Today the El Paso County Commissioners Court voted to post notice to issue $100 million in non-voter-approved debt. On November 17, the Court had already considered this debt issuance but postponed discussion until today in order to consider various debt instruments.


The Court voted 4-0 to fund its most urgent needs with a tax anticipation note, which has an amortization of only seven years and cannot be challenged by petition. Staff pointed out that the note would come with $19 million less in interest because of the shorter repayment schedule. On November 17, the agenda cited $20.8 million in urgent needs related to judicial facilities, but according to today’s agenda the urgent judicial needs increased to $41 million “in connection with acquiring, constructing, renovating, remodeling, enlarging, expanding and/or equipping (i) Downtown Detention Facility, Jail Annex, Juvenile Justice Center and Medical Examiner’s office; (ii) access control security technology systems across all County facilities; and (iii) paying legal, fiscal and engineering fees in connection with these projects.”

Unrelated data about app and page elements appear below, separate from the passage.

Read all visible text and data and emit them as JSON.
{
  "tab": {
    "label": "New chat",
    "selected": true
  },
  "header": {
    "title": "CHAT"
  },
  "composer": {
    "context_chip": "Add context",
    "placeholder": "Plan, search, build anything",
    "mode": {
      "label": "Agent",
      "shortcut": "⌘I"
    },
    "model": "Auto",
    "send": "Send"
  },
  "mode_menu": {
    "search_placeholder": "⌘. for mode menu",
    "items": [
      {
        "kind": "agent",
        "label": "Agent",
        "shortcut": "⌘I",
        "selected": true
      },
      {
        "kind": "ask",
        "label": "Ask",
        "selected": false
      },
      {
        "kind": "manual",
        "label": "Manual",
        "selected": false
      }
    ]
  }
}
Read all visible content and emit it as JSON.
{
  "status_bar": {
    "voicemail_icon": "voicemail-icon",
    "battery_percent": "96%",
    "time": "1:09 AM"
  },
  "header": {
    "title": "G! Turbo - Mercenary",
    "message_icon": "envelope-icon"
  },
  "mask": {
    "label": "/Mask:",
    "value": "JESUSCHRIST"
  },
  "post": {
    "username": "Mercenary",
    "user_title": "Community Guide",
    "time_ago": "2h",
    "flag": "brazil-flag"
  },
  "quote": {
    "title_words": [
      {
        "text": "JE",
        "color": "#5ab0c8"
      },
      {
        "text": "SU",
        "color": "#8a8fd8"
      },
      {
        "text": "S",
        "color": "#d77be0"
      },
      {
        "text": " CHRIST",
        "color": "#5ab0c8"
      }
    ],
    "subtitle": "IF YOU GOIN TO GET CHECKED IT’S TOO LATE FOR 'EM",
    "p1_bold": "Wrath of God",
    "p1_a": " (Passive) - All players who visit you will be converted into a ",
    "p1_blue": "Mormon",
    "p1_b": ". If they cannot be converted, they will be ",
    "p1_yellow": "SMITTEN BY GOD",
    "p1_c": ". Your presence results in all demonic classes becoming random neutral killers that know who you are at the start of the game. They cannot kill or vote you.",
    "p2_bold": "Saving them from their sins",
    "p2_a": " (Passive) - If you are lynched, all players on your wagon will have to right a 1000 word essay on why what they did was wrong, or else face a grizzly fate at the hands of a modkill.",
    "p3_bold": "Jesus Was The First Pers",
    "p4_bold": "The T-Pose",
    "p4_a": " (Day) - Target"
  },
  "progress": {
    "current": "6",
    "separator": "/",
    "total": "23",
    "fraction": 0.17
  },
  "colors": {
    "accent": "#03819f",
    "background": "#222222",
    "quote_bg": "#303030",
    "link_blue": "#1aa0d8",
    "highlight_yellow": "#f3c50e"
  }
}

In addition, the Commissioners Court voted 3-1 on a separate item to post notice to issue a $59-million certificate of obligation to fund “Tier 1 Essential Public Infrastructure,” including improvements to County parks, courthouses, public safety facilities, streets and bridges, and expanding the County airport in Fabens. Commissioner Holguin, who generally opposes issuing COs, dissented. So the County has now joined the City in relying upon CO debt to fund non-essential projects, such as dredging Ascarate Lake. COs can be challenged by petition, much like the successful challenge to the proposed $346 million CO for the UMC.


The County Commissioners Court and staff emphasized that the two debt issuances will not increase the County tax because of the retirement of old debt. The County set as its baseline the current debt burden and would not even consider the option of lowering our debt to give the taxpayers some relief. Moreover, the County refused to consider putting general obligation bonds on the ballot rather than issuing non-voter-approved debt.


County staff replaced their presentation with a new one during their discussion, under agenda item 10. It has long been County policy to post not only the agenda, but also the backup, 72 hours before meetings but an exception was made today, even though Judge Samaniego expressed serious concern about voting on the items given this circumstance. The staff argued that the old backup and new backup were almost the same but I have copies of both and they are quite different, and I’m happy to share the two versions upon request.

All six public speakers, including myself, expressed strong opposition to issuing $100 million of non-voter-approved debt, but the County voted to post notice anyway and they will cast their final vote on the matter in January. It is a shame the County declined to give the voters a say about such a large expenditure.

In El Paso, non-voter-approved debt is the new normal.